(App and web page records)
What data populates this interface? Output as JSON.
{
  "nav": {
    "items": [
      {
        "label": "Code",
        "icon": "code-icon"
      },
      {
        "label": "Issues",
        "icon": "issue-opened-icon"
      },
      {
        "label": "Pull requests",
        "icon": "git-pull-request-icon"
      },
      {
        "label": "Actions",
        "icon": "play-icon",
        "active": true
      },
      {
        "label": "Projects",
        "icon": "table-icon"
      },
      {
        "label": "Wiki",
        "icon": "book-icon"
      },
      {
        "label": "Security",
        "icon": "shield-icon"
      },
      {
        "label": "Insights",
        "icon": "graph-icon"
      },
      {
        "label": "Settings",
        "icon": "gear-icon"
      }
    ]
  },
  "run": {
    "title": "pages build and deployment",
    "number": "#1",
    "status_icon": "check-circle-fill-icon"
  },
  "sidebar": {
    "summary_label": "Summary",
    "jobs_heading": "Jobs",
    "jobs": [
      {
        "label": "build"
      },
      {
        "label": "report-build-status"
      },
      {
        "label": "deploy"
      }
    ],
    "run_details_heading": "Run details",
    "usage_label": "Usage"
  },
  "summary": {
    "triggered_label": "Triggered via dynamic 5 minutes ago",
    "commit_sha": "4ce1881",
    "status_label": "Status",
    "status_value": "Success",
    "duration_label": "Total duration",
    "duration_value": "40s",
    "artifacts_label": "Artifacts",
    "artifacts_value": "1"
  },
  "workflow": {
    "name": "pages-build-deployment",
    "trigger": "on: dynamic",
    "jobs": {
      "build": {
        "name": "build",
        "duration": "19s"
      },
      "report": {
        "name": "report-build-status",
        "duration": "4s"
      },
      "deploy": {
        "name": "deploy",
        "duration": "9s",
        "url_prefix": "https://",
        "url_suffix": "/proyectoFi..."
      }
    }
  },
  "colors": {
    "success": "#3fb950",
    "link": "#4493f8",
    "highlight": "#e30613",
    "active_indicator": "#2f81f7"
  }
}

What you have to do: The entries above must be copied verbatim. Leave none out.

Result of the exercise:
What data populates this interface? Output as JSON.
{
  "nav": {
    "items": [
      {
        "label": "Code",
        "icon": "code-icon"
      },
      {
        "label": "Issues",
        "icon": "issue-opened-icon"
      },
      {
        "label": "Pull requests",
        "icon": "git-pull-request-icon"
      },
      {
        "label": "Actions",
        "icon": "play-icon",
        "active": true
      },
      {
        "label": "Projects",
        "icon": "table-icon"
      },
      {
        "label": "Wiki",
        "icon": "book-icon"
      },
      {
        "label": "Security",
        "icon": "shield-icon"
      },
      {
        "label": "Insights",
        "icon": "graph-icon"
      },
      {
        "label": "Settings",
        "icon": "gear-icon"
      }
    ]
  },
  "run": {
    "title": "pages build and deployment",
    "number": "#1",
    "status_icon": "check-circle-fill-icon"
  },
  "sidebar": {
    "summary_label": "Summary",
    "jobs_heading": "Jobs",
    "jobs": [
      {
        "label": "build"
      },
      {
        "label": "report-build-status"
      },
      {
        "label": "deploy"
      }
    ],
    "run_details_heading": "Run details",
    "usage_label": "Usage"
  },
  "summary": {
    "triggered_label": "Triggered via dynamic 5 minutes ago",
    "commit_sha": "4ce1881",
    "status_label": "Status",
    "status_value": "Success",
    "duration_label": "Total duration",
    "duration_value": "40s",
    "artifacts_label": "Artifacts",
    "artifacts_value": "1"
  },
  "workflow": {
    "name": "pages-build-deployment",
    "trigger": "on: dynamic",
    "jobs": {
      "build": {
        "name": "build",
        "duration": "19s"
      },
      "report": {
        "name": "report-build-status",
        "duration": "4s"
      },
      "deploy": {
        "name": "deploy",
        "duration": "9s",
        "url_prefix": "https://",
        "url_suffix": "/proyectoFi..."
      }
    }
  },
  "colors": {
    "success": "#3fb950",
    "link": "#4493f8",
    "highlight": "#e30613",
    "active_indicator": "#2f81f7"
  }
}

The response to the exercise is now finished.